This soup is ideal for colds, flus and cough. If you’ve got a sore or scratchy throat, achy body, tiredness and/or headache – this soup is for you! From an Eastern perspective, the Chinese don’t recommend drinking chicken soup when you’re sick, which to me, sounds off, but you can’t argue thousands years of tradition through Chinese medicine. My herbalist recommended this relatively “neutral” soup for me and is considered 滋陰 (zī yīn), which means treating yin deficiency by reinforcing body fluid and nourishing the blood. If you look at the herb base, it’s pretty basic and ideal for most soups – the kicker is to add sea whelk (or conch or sea snail). You don’t need to add fresh sea snail (they can get pretty expensive if you buy them live from the wet mart), but definitely add pork.
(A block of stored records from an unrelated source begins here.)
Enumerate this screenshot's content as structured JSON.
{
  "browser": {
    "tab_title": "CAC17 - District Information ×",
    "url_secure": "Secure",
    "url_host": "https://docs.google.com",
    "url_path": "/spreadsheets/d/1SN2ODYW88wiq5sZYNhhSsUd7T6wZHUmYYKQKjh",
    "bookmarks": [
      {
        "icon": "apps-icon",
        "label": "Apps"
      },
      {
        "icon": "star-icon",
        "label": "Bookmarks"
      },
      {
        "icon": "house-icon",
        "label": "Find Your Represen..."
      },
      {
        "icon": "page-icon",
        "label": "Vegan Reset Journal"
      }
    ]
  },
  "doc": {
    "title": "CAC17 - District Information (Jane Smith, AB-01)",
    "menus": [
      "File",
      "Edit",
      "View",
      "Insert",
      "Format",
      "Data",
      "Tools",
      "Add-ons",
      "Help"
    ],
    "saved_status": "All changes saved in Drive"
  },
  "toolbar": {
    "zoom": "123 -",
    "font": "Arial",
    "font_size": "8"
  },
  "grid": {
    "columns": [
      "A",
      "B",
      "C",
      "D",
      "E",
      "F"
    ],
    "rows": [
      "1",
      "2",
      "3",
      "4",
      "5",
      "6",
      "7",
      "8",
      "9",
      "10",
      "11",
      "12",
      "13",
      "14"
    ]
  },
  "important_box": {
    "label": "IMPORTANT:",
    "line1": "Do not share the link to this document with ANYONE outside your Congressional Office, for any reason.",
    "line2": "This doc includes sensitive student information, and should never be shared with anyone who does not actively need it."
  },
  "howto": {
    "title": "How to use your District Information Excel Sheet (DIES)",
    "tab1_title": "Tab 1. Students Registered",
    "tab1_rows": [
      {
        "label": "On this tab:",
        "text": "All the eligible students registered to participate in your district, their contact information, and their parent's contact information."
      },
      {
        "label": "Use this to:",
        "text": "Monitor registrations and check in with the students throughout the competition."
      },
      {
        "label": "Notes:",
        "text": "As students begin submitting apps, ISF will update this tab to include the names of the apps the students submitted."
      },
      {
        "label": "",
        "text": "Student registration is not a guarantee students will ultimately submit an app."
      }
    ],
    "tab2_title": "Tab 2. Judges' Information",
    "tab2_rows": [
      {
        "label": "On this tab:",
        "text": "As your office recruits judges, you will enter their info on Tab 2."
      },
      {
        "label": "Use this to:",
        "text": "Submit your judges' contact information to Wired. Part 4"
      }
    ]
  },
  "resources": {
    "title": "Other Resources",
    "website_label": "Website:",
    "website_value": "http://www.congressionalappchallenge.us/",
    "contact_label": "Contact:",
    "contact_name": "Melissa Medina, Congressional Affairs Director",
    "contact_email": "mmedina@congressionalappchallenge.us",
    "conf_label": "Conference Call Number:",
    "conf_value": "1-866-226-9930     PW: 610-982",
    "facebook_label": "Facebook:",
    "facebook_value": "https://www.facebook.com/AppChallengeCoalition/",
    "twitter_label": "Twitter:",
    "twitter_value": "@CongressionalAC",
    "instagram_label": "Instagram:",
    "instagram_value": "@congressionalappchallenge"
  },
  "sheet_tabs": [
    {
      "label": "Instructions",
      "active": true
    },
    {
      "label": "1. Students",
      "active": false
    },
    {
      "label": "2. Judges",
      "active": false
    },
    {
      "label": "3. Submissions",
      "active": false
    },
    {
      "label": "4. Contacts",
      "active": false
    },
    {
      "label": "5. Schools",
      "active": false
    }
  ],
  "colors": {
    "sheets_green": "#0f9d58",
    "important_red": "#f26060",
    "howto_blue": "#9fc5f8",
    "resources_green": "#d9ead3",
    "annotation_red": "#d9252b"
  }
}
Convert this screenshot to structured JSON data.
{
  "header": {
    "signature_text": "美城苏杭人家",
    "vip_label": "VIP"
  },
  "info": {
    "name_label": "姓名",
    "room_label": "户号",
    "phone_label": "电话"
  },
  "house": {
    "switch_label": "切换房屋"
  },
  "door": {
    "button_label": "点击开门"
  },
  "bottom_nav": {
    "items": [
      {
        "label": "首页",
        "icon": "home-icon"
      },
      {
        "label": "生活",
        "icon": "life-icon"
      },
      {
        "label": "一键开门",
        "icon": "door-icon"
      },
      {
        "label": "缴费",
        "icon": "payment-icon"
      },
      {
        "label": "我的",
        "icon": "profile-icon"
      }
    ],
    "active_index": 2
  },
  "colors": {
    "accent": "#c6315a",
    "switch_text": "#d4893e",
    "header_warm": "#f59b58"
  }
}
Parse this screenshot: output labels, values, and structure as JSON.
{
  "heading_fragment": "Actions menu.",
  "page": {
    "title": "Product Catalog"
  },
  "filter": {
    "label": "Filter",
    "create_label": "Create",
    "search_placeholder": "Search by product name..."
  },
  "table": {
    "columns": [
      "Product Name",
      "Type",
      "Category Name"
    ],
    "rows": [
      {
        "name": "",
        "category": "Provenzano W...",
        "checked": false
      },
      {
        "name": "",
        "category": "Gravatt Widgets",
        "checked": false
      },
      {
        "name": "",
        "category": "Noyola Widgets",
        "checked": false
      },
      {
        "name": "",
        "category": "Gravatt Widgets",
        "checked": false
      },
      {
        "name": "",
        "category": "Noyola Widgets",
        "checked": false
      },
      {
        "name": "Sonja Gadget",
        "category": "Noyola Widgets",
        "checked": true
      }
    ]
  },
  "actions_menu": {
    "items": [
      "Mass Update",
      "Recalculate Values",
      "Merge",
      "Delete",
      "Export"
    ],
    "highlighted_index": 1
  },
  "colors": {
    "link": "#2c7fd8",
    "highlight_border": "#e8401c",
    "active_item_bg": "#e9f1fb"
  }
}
This soup ended up tasting delicious and sets a great base for adding vegetables of your choice – like corn, onions, or chayotes – all neutral vegetables.
Update on Jan 8: Boy, do my readers really keep me on my toes! Someone asked why the Chinese don’t recommend chicken soup when you’re sick, so I ran to see my herbalist this morning who gave me an answer like this. Basically, the idea is that chicken bones / carcasses itself are way fatter than pork and normally people will put veggies such as carrots with chicken soup – which is a big no no. Carrots are a cough inducing and don’t help colds or coughs very much. As for the chicken, well, I could borderline say that if you’re using chicken breast or skinny (fatless) chickens, it should be OK? I’m still researching this, but will share more when I find something more concrete.
Soup Name: Pork and Conch Herbal Soup
Traditional Chinese Name: 清豬骨海螺湯 (Qīng zhū gǔ hǎiluó tāng)
- 1 pound of [url href=”http://www.thechinesesouplady.com/pork-shank/”]fresh pork shank[/url]
- 2 fresh [url href=”http://www.thechinesesouplady.com/sea-snail-fresh/”]sea snails[/url], shelled and halved
- 5 pieces of dried [url href=”http://www.thechinesesouplady.com/sea-snail-fresh/”]sea snail[/url]
- 15 [url href=”http://www.thechinesesouplady.com/longan-dried/”]dried longans[/url]
- 3 [url href=”http://www.thechinesesouplady.com/large-dried-dates/”]dried large dates[/url]
- 10 [url href=”http://www.thechinesesouplady.com/red-dates/”]dried red dates[/url]
- 5 [url href=”http://www.thechinesesouplady.com/chinese-yam-dried/”]dried Chinese yam[/url]
- 10g of [url href=”http://www.thechinesesouplady.com/yuzhu/”]dried yuzhu[/url]
- 10g of [url href=”http://www.thechinesesouplady.com/wolfberries-dried/”]dried wolfberries[/url]
- 3 L of water
- salt (for taste)
- In a separate pot, blanch both the sea snails and pork in a pot of boiling hot water for at least 5 minute (to remove impurities, fat and scum), remove and set aside
- Soak all the herbs in warm water for at least 10 minutes and rinse in warm water
- Boil your soup water
- When you soup water boils, add all the ingredients together
- Boil on high for 30 minute and then reduce boil to a medium boil for another 1.5 hours
- Serve and enjoy!
One of the more affordable seafood you can use for soups is dried sea snail. They come in thin, hard slices and add a sweet, sea-salt taste to the soup (similar to dried conpoys). Plus, these things are storage friendly and can be stored in your freezer or fridge for up to 6 months.
A typical neutral soup base for Chinese soups. The dried sea snails are interchangeable with dried conpoys.
Fresh sea snails are an ideal addition to soups. Although VERY EXPENSIVE (you have to eat the meat given how much they can cost), they add a deliciously sweet flavour to the soup. Get the ladies at the wet mart to break the shell for you and they’ll give it to you like this – ready for washing and blanching in boiling hot water.
YUMMY soup! I literally had 4 bowls myself and the children also loved it. A great soup for the whole family.